|ANIMAS RIVER POISONING by EPA|
The EPA is trying to cheat Navajo Indians by getting them to sign away their rights to future claims from the agency’s Gold King Mine disaster, tribal officials charged Wednesday, adding more to the administration’s public relations problems over the spill that threatens critical Southwest waterways.
Environmental Protection Agency officials were going door to door asking Navajos, some of whom don’t speak English as their primary language, to sign a form that offers to pay damages incurred so far from the spill, but waiving the right to come back and ask for more if their costs escalate or if they discover bigger problems, Navajo President Russell Begaye told The Washington Times.
Officials from the Environmental Protection Agency said Sunday that the Gold King Mine discharged an estimated 3 million gallons of contaminated water, three times the amount previously believed.
UPDATE: EPA Threatened Mine Owner with FINES if he didn't allow EPA Access. THEN they POISONED rivers!
Mr. Hennis said he opposed having the EPA investigate leakage from the inactive mine near Silverton, Colorado, because he had tangled with the agency in previous years over its work at another mine he owns in Leadville, Colorado.

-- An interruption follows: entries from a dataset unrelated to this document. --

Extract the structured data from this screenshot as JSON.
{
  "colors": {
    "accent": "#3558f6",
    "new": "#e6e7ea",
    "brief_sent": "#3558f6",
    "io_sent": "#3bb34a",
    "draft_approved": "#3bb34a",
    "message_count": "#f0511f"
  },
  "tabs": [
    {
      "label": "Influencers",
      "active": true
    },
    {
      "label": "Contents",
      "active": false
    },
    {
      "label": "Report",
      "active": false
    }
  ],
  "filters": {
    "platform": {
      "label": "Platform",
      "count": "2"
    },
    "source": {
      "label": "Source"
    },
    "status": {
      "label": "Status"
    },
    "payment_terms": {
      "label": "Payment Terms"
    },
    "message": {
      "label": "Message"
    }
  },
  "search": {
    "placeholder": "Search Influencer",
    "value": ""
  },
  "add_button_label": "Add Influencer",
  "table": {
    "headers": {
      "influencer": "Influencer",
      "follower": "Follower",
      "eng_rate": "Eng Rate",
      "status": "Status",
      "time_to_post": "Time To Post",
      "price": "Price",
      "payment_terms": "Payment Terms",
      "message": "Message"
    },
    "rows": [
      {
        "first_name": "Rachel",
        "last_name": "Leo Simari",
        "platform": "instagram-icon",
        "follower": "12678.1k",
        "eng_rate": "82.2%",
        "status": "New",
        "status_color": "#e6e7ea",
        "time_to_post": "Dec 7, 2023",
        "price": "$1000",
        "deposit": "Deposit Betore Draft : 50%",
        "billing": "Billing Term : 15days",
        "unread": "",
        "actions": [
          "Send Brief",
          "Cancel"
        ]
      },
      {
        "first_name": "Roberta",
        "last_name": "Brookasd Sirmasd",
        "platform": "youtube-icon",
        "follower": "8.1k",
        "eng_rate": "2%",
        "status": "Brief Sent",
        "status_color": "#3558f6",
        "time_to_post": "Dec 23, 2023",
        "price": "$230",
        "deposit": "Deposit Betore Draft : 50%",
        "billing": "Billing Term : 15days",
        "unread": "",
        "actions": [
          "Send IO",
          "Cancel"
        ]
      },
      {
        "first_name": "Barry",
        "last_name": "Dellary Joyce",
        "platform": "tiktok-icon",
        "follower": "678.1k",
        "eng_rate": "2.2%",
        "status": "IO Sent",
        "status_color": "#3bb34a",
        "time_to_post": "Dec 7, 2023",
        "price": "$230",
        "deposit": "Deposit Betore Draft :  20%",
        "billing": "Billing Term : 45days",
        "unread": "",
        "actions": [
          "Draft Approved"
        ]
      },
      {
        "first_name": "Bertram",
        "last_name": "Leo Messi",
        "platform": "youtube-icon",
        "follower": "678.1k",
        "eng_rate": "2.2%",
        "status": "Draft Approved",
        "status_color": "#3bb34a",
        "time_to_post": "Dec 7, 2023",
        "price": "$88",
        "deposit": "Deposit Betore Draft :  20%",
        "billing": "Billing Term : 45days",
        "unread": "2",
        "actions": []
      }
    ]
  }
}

“I said, ‘No, I don’t want you on my land out of fear that you will create additional pollution like you did in Leadville,’” Mr. Hennis told Colorado Watchdog.org. “They said, ‘If you don’t give us access within four days, we will fine you $35,000 a day.’”
The EPA has admitted that its agents accidentally unleashed the acidic flood, which has since contaminated the San Juan River in New Mexico and seeped into Lake Powell in Utah, albeit in very low concentrations.